It’s a cliché to think of Nintendo’s flagship franchise as the greatest in history – in some ways it is. Certainly, there have been games since the SNES era that have been arguable better. But Mario does on the whole deserve the praise it gets – not least because it effectively saved an industry.
The western video games market was in a real mess following the Video Game Crash of ’83. The crisis had many roots, but Atari are commonly blamed. Chief of their problems was the way their software wasn’t licensed, leading to a preponderance of derivative, dull or badly-made software crippling confidence in the industry.

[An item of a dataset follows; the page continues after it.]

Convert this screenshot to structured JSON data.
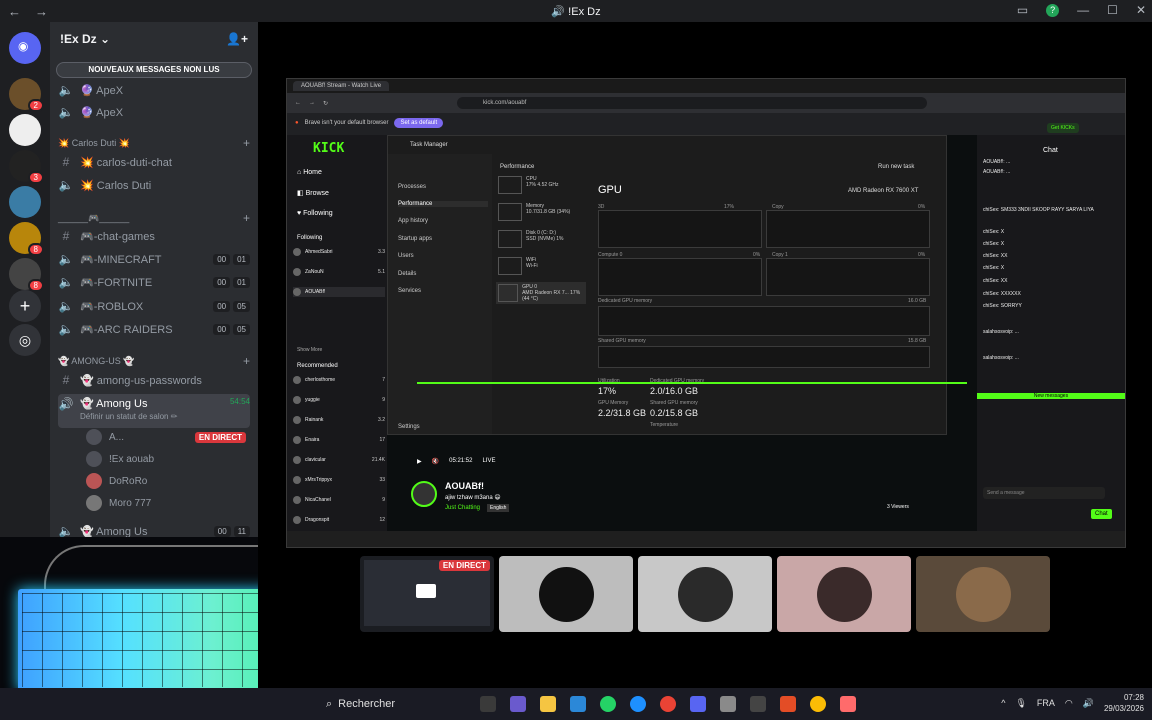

For Nintendo to have their Famicom released in the USA at all, they had to market it as an “Entertainment System” and bundle it with ROB the robot, so that it could be sold as a toy. But what really boosted their popularity to unprecedented heights was the pack-in game: Super Mario Bros.
Its backgrounds may have been simple, but its gameplay was surprisingly deep and varied for 1985. Mario would travel through eight worlds (unless you discovered the Warp Zones and cheated yourself out of gameplay). He would bounce across multicoloured worlds full of Goombas and Piranha Plants, true, but also castles full of intricate platforming and traps, and underwater stages with totally new mechanics.
It introduced or popularised most of the basic standards on which modern platforming was built – power ups, a sideways scrolling screen, for example. Further classic Mario games – like Super Mario World – introduced ubiquitous mechanics like ridable companions in Yoshi, multiple exits and secret worlds for those good enough to beat the game fully.
Mario games may have changed little since, but that’s because there’s not much point messing too much with a well-established formula. Even some of the more unique 3D adventures, like Sunshine and Galaxy, knew enough to build on what worked and what was popular.
While the NES’ 40 million sales are not exceptional by modern standards, it has to be remembered that at the time that was an incredible figure in a market much more limited in size than it is today. Part of the reason the NES was so dominant against its rivals – only the SEGA Master System retains any name recognition at all – was because those rivals had no mascot as well-known and easily identifiable as Mario.
Sonic the Hedgehog had many admirable qualities in its early instalments. It told us that gaming could be fast, chaotic and enjoyable, and gave players lots of secrets to find and enjoy. Blue Sphere is still excellent fun as a minigame today.
And like Mario, Sonic spawned a huge series and following, and was the reason the Mega Drive managed to give the SNES a decent run for its money. With its TV show, comic book series, multiple sequels and continuous porting to every console under the sun, there’s no denying it had huge appeal.
But Mario did it first. Mario showed us that a game could be a cultural phenomenon in the same way a film or TV show could. It showed us that there was serious money to be made from video games, and kickstarted financially one of the most innovative systems of all time, the NES. From the success of Mario came the confidence in gaming that produced The Legend of Zelda, Metroid, Final Fantasy and Mother.
Sonic is a series with a lot to be proud of. But whatever it did, Mario did most of it first. And in doing it, it laid down the foundations for everything that came afterwards.
Go read James Pettegrow’s account of why classic Sonic is better – then let us know who you think is right!